What is an unsolicited proposal?
Proposals can also be ‘unsolicited’. That is, companies sometimes decided to submit a proposal to an organisation they would like to supply with their product or service, even though that organisation has not sought proposals through a formal request for proposal; rather, the company has decided of its own accord to send a proposal to an organisation, describing its service or product and why it’s a good fit for the organisation. This is more a
case of hopefulness, that the unsolicited proposal will appeal to the organisation, which will then get in touch to find out more.
The content in unsolicited proposals is very flexible. If you are writing one, you can choose what to include and omit. For help with writing an unsolicited proposal, read our article here.
What is a bid?
The term ‘bid’ is used interchangeably with the terms ‘tender’ and ‘proposal’. A bid is very simply a word used to describe your tender or proposal submission. People will talk about submitting a bid, when they mean they are submitting a formal tender or formal proposal in response to an RFT or an RFP.
The word bid is used too by creative agencies when they are required to ‘pitch’ to a prospective client or an existing client to win a contract to deliver a project. A pitch is a proposal or a tender (again, often referred to as a bid) followed by a presentation.

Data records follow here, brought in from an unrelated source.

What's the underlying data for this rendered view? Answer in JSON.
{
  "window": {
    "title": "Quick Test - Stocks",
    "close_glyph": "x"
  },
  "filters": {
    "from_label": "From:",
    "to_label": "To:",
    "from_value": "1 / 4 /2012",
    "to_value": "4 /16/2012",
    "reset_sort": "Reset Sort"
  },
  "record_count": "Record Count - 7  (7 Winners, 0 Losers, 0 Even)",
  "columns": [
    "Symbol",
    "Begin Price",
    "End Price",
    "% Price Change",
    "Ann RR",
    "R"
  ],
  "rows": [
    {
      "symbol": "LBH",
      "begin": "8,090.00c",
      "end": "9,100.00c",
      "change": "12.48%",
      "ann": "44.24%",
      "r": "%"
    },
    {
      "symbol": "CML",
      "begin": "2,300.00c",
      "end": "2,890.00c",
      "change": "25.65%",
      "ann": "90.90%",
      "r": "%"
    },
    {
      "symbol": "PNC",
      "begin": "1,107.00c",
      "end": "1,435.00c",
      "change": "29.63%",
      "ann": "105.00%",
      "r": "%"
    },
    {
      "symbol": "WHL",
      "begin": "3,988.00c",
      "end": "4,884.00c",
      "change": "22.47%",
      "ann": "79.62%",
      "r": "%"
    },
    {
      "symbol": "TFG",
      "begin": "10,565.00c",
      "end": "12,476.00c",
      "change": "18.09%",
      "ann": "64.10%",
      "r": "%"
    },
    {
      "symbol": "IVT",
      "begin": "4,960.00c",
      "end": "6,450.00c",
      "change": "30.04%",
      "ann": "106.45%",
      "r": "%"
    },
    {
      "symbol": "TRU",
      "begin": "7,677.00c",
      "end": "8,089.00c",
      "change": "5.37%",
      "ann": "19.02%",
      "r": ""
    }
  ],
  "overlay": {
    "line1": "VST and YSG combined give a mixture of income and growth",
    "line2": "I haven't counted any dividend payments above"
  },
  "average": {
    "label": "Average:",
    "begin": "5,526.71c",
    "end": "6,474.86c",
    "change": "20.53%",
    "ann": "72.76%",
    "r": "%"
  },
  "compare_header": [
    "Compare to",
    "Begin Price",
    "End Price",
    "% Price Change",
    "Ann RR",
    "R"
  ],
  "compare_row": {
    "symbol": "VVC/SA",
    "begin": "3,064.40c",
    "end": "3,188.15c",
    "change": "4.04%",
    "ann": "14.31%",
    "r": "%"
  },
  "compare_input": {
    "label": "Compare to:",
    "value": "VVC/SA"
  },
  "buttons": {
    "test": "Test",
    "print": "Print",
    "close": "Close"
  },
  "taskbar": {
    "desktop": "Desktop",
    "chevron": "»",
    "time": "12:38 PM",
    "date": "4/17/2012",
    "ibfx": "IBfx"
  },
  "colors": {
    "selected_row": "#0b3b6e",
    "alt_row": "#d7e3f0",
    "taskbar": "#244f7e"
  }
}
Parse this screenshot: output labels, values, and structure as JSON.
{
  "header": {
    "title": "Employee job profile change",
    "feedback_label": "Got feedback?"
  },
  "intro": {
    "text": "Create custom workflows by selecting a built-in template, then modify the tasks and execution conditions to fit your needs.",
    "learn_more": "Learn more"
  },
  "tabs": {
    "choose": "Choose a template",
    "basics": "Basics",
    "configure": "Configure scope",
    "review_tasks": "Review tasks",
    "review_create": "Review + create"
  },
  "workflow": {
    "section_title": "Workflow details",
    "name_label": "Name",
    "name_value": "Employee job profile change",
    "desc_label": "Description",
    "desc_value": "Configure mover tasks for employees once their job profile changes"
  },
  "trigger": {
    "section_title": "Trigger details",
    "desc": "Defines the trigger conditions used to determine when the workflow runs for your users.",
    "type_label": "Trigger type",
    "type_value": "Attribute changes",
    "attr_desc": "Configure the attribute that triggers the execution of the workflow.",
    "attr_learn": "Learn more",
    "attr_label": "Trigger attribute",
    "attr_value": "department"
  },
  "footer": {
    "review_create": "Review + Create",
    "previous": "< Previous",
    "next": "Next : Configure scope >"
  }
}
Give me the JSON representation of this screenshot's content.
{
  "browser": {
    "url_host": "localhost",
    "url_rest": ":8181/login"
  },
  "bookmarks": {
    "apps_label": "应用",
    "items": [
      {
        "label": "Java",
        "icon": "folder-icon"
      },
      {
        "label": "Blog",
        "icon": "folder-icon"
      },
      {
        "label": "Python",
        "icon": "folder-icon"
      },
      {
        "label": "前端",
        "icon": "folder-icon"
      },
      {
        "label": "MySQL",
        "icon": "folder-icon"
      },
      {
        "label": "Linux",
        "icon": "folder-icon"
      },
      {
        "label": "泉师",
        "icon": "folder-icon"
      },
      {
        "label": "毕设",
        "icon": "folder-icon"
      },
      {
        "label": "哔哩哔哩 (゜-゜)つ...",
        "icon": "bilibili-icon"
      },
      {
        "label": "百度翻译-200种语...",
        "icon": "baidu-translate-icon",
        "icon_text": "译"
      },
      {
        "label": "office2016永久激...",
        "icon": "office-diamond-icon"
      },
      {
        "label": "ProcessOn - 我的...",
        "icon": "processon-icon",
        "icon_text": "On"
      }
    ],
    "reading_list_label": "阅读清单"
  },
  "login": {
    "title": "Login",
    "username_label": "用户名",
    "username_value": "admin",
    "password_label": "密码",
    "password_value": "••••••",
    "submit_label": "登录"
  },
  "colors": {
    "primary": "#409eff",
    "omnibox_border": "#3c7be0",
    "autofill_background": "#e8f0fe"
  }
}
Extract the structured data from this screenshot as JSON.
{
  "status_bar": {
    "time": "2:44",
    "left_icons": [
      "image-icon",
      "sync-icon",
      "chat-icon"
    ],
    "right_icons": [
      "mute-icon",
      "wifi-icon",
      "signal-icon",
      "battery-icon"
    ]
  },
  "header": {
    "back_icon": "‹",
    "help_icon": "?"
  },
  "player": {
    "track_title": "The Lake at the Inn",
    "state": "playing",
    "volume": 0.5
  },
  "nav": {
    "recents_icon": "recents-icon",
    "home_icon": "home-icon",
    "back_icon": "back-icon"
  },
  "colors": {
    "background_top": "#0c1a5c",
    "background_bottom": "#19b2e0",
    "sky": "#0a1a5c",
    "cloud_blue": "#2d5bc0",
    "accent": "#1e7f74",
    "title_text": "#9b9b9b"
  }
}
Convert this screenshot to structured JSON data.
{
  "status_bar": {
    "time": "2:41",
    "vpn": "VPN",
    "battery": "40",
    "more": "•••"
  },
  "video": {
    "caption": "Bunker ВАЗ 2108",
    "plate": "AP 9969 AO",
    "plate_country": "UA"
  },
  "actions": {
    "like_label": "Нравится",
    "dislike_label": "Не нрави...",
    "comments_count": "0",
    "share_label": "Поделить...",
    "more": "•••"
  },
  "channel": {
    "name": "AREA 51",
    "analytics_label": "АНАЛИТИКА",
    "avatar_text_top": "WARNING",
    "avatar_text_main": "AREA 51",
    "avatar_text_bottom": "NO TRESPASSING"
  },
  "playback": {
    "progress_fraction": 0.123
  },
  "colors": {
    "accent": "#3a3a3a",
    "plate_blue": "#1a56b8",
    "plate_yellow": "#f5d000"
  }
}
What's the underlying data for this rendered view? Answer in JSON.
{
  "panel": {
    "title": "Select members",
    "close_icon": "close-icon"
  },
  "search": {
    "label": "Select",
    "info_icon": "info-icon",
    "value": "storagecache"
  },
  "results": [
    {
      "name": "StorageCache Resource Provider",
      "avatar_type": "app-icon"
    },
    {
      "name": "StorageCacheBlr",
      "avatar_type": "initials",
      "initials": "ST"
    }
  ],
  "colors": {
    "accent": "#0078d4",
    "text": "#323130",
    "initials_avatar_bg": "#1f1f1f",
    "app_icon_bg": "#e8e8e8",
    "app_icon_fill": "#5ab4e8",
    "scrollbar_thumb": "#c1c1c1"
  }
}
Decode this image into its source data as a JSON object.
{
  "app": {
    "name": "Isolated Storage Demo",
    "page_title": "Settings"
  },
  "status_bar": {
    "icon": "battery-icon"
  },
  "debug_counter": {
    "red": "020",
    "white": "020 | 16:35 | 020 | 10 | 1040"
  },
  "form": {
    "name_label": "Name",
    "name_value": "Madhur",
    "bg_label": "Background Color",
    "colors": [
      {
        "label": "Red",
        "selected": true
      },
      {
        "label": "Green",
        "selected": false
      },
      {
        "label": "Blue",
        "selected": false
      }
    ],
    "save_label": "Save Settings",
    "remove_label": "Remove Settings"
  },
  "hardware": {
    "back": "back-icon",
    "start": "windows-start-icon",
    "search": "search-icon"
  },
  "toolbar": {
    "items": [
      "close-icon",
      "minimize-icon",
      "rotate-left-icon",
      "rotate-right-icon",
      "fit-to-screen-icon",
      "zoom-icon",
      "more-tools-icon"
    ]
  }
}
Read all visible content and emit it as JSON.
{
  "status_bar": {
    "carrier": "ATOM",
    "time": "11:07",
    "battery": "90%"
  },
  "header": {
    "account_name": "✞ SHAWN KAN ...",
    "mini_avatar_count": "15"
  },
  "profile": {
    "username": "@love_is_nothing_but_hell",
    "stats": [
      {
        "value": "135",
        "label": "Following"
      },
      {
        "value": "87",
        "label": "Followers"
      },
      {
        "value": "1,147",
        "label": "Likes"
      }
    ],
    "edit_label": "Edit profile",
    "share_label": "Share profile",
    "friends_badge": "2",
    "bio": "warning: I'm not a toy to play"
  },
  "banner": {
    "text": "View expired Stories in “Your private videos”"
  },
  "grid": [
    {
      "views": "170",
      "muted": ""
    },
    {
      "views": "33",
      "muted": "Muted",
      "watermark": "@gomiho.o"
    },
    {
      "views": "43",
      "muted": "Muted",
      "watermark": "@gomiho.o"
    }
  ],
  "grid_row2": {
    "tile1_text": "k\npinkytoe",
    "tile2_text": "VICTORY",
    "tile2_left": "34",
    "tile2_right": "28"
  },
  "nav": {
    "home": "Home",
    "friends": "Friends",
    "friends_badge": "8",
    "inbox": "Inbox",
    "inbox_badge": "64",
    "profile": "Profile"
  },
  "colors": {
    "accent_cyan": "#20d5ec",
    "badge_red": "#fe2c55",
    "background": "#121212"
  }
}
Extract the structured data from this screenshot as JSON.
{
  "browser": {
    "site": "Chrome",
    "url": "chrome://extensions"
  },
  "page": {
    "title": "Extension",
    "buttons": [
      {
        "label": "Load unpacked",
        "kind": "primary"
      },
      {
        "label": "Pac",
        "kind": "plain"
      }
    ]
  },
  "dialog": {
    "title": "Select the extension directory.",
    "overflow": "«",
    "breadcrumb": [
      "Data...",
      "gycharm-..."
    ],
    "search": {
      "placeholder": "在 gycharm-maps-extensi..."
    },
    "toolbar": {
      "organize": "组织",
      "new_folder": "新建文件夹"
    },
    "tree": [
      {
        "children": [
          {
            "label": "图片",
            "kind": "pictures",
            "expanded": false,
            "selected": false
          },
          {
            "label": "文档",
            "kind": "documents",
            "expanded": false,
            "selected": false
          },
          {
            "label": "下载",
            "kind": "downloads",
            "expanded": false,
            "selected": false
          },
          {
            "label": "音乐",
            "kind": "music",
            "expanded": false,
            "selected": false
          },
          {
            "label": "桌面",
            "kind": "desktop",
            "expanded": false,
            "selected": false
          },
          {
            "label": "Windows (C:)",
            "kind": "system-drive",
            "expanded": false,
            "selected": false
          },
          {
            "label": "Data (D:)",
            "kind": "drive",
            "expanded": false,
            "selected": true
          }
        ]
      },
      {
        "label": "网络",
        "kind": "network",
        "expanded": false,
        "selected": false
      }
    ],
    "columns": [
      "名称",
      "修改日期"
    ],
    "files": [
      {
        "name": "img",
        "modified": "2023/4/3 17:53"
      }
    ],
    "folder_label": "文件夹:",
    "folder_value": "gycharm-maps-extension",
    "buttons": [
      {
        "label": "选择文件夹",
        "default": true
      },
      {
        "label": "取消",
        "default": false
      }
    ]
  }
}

If you would like to know more about writing tenders, writing proposals, writing unsolicited proposals and bids, get in touch with us today on 0411 123 216 or email us at email@example.com.